Directions for this task: Below are the records to retype. Keep every character exactly and leave out the pictures.
(Input material)
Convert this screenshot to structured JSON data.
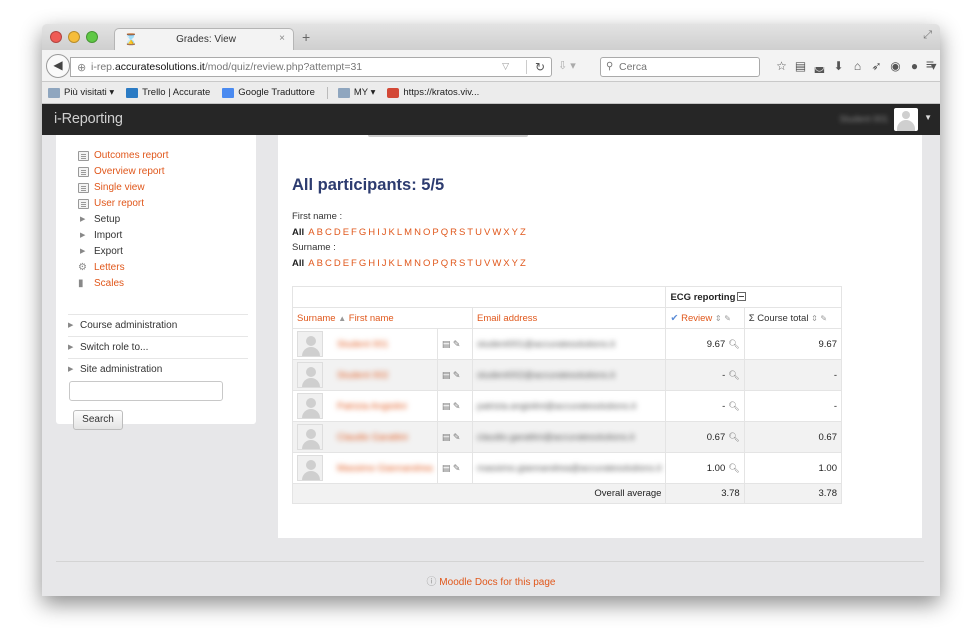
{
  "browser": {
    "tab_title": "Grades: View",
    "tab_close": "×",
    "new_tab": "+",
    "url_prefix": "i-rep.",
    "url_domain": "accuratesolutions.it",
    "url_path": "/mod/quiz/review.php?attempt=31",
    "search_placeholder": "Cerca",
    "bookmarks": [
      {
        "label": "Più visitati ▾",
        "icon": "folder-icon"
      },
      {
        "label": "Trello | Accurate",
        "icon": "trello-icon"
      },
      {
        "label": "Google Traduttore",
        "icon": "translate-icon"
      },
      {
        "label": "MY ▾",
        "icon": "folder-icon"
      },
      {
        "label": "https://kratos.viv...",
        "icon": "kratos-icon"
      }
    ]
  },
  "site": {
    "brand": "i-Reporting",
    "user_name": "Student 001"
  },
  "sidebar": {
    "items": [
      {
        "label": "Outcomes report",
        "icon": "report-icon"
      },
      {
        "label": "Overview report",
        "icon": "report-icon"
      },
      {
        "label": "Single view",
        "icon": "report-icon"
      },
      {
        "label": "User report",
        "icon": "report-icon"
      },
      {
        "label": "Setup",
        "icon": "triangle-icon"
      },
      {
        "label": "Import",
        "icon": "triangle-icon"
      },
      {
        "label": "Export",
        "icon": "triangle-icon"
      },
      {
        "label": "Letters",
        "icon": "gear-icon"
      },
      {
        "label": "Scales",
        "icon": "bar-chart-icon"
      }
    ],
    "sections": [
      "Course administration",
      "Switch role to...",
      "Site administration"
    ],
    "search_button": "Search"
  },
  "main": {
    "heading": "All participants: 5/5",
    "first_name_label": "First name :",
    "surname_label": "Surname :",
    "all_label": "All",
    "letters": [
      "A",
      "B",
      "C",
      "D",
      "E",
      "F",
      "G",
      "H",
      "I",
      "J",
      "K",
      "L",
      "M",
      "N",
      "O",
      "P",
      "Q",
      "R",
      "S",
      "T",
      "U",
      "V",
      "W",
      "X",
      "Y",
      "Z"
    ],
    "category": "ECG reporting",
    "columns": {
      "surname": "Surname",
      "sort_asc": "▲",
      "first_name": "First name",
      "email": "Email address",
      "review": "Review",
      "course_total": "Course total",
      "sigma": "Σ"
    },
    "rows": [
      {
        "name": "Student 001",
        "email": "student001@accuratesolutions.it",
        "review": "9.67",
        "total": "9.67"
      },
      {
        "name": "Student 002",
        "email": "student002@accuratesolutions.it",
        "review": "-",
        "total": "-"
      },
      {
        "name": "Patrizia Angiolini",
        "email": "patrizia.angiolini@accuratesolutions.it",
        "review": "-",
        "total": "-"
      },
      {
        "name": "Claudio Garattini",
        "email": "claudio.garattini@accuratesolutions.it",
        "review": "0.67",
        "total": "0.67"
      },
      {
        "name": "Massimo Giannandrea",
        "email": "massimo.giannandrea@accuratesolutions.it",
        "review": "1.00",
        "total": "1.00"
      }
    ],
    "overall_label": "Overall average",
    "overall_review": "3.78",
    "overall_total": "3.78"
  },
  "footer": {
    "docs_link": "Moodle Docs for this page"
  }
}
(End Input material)
Result:
Convert this screenshot to structured JSON data.
{
  "browser": {
    "tab_title": "Grades: View",
    "tab_close": "×",
    "new_tab": "+",
    "url_prefix": "i-rep.",
    "url_domain": "accuratesolutions.it",
    "url_path": "/mod/quiz/review.php?attempt=31",
    "search_placeholder": "Cerca",
    "bookmarks": [
      {
        "label": "Più visitati ▾",
        "icon": "folder-icon"
      },
      {
        "label": "Trello | Accurate",
        "icon": "trello-icon"
      },
      {
        "label": "Google Traduttore",
        "icon": "translate-icon"
      },
      {
        "label": "MY ▾",
        "icon": "folder-icon"
      },
      {
        "label": "https://kratos.viv...",
        "icon": "kratos-icon"
      }
    ]
  },
  "site": {
    "brand": "i-Reporting",
    "user_name": "Student 001"
  },
  "sidebar": {
    "items": [
      {
        "label": "Outcomes report",
        "icon": "report-icon"
      },
      {
        "label": "Overview report",
        "icon": "report-icon"
      },
      {
        "label": "Single view",
        "icon": "report-icon"
      },
      {
        "label": "User report",
        "icon": "report-icon"
      },
      {
        "label": "Setup",
        "icon": "triangle-icon"
      },
      {
        "label": "Import",
        "icon": "triangle-icon"
      },
      {
        "label": "Export",
        "icon": "triangle-icon"
      },
      {
        "label": "Letters",
        "icon": "gear-icon"
      },
      {
        "label": "Scales",
        "icon": "bar-chart-icon"
      }
    ],
    "sections": [
      "Course administration",
      "Switch role to...",
      "Site administration"
    ],
    "search_button": "Search"
  },
  "main": {
    "heading": "All participants: 5/5",
    "first_name_label": "First name :",
    "surname_label": "Surname :",
    "all_label": "All",
    "letters": [
      "A",
      "B",
      "C",
      "D",
      "E",
      "F",
      "G",
      "H",
      "I",
      "J",
      "K",
      "L",
      "M",
      "N",
      "O",
      "P",
      "Q",
      "R",
      "S",
      "T",
      "U",
      "V",
      "W",
      "X",
      "Y",
      "Z"
    ],
    "category": "ECG reporting",
    "columns": {
      "surname": "Surname",
      "sort_asc": "▲",
      "first_name": "First name",
      "email": "Email address",
      "review": "Review",
      "course_total": "Course total",
      "sigma": "Σ"
    },
    "rows": [
      {
        "name": "Student 001",
        "email": "student001@accuratesolutions.it",
        "review": "9.67",
        "total": "9.67"
      },
      {
        "name": "Student 002",
        "email": "student002@accuratesolutions.it",
        "review": "-",
        "total": "-"
      },
      {
        "name": "Patrizia Angiolini",
        "email": "patrizia.angiolini@accuratesolutions.it",
        "review": "-",
        "total": "-"
      },
      {
        "name": "Claudio Garattini",
        "email": "claudio.garattini@accuratesolutions.it",
        "review": "0.67",
        "total": "0.67"
      },
      {
        "name": "Massimo Giannandrea",
        "email": "massimo.giannandrea@accuratesolutions.it",
        "review": "1.00",
        "total": "1.00"
      }
    ],
    "overall_label": "Overall average",
    "overall_review": "3.78",
    "overall_total": "3.78"
  },
  "footer": {
    "docs_link": "Moodle Docs for this page"
  }
}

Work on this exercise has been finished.